Washington, Nov 11 (ANI): A new research by scientists has found that variations in atmosphere carbon dioxide around 40 million years ago were tightly linked to changes in global temperature.
Scientists at Utrecht University, working with colleagues at the Nioz Royal Netherlands Institute for Sea Research and the University of Southampton, led the study.
"Understanding the relationship between the Earth's climate and atmospheric carbon dioxide in the geological past can provide insight into the extent of future global warming expected to result from carbon dioxide emission caused by the activities of humans," said Steven Bohaty of the University of Southampton.
The new study focused on one of the hottest episodes of Earth's climate history - the Middle Eocene Climatic Optimum (MECO), which occurred around 40 million years ago.
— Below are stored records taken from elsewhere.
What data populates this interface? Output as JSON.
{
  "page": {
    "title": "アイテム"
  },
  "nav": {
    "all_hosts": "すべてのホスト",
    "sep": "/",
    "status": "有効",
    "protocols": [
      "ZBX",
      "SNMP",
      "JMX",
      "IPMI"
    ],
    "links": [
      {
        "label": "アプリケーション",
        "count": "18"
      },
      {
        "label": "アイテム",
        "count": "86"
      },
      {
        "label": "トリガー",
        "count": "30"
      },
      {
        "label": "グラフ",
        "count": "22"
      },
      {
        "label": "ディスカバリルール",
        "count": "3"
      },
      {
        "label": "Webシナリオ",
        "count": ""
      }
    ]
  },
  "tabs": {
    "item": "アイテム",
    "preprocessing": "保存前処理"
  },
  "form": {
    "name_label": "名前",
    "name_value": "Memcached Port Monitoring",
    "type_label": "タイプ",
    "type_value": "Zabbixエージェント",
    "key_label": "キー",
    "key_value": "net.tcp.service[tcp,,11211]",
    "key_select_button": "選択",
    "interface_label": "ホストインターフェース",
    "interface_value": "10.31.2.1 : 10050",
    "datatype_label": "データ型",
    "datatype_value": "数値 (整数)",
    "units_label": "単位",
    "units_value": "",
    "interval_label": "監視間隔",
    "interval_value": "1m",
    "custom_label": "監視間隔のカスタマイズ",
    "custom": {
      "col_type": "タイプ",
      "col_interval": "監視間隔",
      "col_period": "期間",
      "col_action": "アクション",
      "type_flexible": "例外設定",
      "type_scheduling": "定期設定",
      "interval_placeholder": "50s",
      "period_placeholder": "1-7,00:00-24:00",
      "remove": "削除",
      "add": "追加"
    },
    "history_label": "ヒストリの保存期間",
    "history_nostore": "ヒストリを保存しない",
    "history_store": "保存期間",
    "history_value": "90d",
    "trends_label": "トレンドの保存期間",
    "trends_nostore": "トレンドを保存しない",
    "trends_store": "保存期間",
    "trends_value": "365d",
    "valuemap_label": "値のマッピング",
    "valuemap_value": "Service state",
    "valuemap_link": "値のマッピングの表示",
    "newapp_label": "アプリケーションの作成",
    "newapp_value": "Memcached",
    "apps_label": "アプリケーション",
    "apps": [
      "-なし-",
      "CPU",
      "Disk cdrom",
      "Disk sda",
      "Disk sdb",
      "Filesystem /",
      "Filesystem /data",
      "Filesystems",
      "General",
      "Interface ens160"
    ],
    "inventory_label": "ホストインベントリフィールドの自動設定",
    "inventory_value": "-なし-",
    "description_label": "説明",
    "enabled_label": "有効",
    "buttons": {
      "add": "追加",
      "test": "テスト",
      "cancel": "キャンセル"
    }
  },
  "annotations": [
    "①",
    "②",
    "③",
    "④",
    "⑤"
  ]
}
Their analyses indicate that MECO carbon dioxide levels must have at least doubled over a period of around 400,000 years. In conjunction with these findings, analyses using two independent molecular proxies for sea surface temperature show that the climate warmed by between 4 and 6 degrees Celsius over the same period.
"We found a close correspondence between carbon dioxide levels and sea surface temperature over the whole period, suggesting that increased amounts of carbon dioxide in the atmosphere played a major role in global warming during the MECO," said Bohaty.
The researchers point out that the large increase in atmospheric carbon dioxide indicated by their analysis would have required a natural carbon source capable of injecting vast amounts of carbon into the atmosphere.
The rapid increase in atmospheric carbon dioxide levels around 40 million years ago approximately coincides with the rise of the Himalayas and may be related to the disappearance of an ocean between India and Asia as a result of plate tectonics.
The new findings are published in the journal Science. (ANI)